As children grow and mature, they will inevitably take up their interests and hobbies. So long as the preceding activities are not dangerous, detrimental, or illegal, they should be celebrated and encouraged.
Parents can also combat sibling competition by paying attention to certain patterns or triggers that engender discord between their children. If their children tend to argue with one another in the morning, perhaps parents could switch up the morning routine. If animosity tends to strike after school pickups, perhaps parents can see which after-school activities their children are interested in. Structure and well-roundness can work wonders, especially as young people are growing and discovering who they are.
Finally, each sibling should be allowed time to themselves. This is not the same as isolating one or more children from the rest of the family, but it does mean that a degree of solitude can be healthy. Children need time to process things as they learn, grow, and develop. For as much as family time matters and is essential to healthy maturation, too much of a good thing is never good. There should always be a balance between the time siblings spend with each other and parents versus the time they get to spend by themselves or with other people who may not be relatives.
A Final Word
Many factors affect how siblings interact with each other. Parental treatment and family dynamics are two of the most impactful elements, as previously stated. However, intelligence levels, personality traits, and age differences can make a considerable difference as well. Children who are twins or very close to each other in age are considerably more prone to sibling rivalry than siblings with sizable age differences are.
Other parallels such as gender and IQ levels can increase levels of likelihood of sibling competition. Ultimately, parents have the responsibility to encourage and breed amiability amongst their children.
Difficult times are a part of life. Every one of us has battles and difficulties that we have to overcome. Sometimes they present themselves in sibling rivalry, parental troubles, or other versions of familial discord. Regardless of the case, it is very important for every person to feel as though they have someone they can talk to.
Sibling rivalry is common, and it is something that may take many years to get over. It is okay to acknowledge that you have been experiencing it (or allowing it to happen) and that you want to move on. Talking to a licensed counselor, so you can learn how to build healthy and fulfilling relationships between siblings is effective. However, not everyone has access to reputable counselors nearby, and not everyone has the time to drive to an appointment during regular office hours. This is where online counseling services like ReGain offer solutions.

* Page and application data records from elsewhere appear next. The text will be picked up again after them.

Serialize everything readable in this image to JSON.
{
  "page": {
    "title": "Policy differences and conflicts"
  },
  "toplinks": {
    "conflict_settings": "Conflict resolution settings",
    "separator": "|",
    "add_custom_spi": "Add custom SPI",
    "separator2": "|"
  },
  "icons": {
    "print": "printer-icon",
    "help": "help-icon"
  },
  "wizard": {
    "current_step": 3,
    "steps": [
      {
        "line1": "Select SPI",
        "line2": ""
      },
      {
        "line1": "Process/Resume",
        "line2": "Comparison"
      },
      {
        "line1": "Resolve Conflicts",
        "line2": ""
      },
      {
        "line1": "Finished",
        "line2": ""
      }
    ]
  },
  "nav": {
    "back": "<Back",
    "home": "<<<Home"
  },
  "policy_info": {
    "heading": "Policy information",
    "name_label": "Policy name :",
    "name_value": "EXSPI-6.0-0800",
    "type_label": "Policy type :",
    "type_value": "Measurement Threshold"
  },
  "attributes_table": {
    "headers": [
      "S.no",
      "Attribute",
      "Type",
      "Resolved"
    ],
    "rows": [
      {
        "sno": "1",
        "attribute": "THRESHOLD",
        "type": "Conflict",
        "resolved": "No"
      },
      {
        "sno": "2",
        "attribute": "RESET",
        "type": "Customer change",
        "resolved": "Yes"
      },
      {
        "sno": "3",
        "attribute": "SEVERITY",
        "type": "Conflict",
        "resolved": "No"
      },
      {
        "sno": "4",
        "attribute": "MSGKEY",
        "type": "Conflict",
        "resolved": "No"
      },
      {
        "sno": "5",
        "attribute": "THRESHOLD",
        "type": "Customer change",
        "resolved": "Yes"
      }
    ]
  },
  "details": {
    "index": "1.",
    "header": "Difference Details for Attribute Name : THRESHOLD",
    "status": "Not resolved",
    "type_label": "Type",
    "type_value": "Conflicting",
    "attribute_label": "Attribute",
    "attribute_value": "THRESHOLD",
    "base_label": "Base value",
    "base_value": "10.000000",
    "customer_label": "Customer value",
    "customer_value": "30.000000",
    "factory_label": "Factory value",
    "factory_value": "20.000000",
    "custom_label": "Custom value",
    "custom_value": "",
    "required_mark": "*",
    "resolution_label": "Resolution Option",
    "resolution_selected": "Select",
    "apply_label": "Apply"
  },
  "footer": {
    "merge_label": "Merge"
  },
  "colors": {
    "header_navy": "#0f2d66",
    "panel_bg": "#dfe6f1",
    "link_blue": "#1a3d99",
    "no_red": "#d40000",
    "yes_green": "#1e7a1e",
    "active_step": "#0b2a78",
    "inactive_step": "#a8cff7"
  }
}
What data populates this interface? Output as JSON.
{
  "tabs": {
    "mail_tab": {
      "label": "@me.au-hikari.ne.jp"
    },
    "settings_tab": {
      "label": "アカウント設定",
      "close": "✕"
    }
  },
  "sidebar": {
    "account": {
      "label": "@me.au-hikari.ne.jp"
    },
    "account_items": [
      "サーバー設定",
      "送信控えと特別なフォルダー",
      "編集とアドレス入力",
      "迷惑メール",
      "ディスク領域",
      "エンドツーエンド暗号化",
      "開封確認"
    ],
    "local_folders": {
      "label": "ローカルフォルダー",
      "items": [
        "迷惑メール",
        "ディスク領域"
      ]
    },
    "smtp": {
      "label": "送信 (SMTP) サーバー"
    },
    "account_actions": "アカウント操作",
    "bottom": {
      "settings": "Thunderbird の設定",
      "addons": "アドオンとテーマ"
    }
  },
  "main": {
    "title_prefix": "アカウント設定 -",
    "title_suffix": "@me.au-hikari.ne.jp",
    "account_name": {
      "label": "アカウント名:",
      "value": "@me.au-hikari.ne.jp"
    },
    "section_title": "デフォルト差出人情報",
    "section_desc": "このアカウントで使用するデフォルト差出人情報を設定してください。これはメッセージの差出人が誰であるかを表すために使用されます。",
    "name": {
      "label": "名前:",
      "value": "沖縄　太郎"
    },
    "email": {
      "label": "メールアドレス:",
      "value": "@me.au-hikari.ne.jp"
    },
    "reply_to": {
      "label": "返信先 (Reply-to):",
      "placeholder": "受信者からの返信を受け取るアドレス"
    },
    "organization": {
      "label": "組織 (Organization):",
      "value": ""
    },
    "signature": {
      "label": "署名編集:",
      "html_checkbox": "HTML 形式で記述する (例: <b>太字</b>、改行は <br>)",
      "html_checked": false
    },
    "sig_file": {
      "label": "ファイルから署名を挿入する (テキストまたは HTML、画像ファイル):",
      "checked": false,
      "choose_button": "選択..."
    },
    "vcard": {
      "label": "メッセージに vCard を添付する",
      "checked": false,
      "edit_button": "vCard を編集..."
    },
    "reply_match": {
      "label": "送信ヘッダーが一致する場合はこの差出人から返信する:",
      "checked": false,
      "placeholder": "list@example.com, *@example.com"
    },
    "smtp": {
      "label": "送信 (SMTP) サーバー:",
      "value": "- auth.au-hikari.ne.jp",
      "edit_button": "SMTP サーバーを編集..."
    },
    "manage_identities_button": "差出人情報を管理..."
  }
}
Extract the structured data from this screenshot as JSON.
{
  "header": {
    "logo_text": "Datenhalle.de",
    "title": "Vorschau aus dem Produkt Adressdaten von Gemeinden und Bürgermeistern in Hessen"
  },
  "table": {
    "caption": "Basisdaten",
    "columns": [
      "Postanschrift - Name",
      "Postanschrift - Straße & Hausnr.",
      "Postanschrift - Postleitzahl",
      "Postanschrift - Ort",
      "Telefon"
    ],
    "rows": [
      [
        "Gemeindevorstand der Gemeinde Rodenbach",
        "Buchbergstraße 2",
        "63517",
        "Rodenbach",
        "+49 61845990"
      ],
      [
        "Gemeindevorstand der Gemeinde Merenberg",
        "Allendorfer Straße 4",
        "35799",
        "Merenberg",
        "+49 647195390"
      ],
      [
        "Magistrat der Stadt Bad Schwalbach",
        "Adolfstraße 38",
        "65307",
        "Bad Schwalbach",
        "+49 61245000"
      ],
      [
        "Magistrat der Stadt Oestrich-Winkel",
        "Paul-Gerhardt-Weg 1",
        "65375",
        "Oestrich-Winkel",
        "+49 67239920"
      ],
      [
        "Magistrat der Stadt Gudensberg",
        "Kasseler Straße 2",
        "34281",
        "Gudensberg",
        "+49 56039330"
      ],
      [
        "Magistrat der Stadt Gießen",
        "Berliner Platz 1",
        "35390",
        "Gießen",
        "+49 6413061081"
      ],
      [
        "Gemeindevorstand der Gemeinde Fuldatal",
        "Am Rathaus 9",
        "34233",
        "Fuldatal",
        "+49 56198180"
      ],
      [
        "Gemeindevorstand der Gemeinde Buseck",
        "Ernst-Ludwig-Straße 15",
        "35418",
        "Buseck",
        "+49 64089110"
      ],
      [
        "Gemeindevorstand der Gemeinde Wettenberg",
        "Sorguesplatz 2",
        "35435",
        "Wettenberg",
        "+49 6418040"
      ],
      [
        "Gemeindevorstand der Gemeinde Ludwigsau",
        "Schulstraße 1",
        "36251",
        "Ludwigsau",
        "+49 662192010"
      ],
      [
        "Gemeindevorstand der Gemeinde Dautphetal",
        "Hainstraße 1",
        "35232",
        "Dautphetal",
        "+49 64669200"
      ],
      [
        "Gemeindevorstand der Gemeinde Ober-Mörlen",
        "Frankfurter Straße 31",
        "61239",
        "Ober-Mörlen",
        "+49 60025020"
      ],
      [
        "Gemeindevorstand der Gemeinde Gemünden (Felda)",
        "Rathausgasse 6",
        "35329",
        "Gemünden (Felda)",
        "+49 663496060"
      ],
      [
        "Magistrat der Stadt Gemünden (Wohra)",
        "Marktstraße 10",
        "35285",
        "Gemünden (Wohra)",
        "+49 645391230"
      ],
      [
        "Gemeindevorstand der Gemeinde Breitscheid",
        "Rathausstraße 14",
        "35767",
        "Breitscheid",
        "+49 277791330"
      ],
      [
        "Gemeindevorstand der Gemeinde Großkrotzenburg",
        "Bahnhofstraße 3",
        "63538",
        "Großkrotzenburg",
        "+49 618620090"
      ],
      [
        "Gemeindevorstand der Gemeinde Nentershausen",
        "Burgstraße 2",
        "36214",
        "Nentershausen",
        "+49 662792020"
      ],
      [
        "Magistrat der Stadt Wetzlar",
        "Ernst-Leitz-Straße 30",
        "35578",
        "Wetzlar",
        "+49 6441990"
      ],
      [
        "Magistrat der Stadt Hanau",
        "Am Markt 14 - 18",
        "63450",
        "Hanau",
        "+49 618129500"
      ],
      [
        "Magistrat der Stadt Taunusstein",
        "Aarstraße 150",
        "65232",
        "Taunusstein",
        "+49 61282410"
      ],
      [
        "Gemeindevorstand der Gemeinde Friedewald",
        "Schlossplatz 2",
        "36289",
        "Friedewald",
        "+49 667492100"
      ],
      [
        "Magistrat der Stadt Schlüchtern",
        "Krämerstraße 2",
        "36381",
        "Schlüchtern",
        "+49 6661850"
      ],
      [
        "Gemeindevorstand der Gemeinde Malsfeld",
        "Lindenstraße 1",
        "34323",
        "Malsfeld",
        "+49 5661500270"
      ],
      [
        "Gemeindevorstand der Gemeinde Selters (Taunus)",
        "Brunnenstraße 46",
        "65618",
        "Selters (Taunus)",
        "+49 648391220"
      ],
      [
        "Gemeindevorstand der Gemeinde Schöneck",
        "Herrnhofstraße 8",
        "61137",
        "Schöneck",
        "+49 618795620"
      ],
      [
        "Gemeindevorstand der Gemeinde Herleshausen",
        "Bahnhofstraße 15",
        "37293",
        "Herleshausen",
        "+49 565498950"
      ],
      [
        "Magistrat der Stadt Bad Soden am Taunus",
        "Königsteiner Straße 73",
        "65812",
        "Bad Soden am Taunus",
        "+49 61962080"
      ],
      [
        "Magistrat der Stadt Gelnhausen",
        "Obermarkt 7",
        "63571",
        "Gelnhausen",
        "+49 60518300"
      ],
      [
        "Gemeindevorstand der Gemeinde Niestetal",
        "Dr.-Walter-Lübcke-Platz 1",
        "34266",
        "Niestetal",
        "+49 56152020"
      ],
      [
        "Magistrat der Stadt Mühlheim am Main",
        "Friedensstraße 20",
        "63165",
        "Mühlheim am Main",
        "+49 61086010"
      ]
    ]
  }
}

You can access ReGain from the comfort and privacy of your own home (or wherever you have an internet connection). Below are some reviews of ReGain counselors for you to review from people suffering from an issue like this.
"George has been flexible in working with my sister and me through some issues we have been dealing with over the past year. We both felt heard and respected. George asks good and relative questions. We're thankful to have a service like Regain."
"Sailys is highly professional and very sensitive to my issues and the ones of my family. Her advice is extremely accurate, and it has helped me grow and be more helpful to others. I highly recommend her!"
It is sometimes hard to wrap your head around your place within your family, especially if you have siblings. If you're a parent of siblings, it can also be difficult to ensure a healthy relationship between them. In either case, there are tools to help you move forward toward fulfilling family relationships. Contact us today to alleviate family issues, whether they are old or new.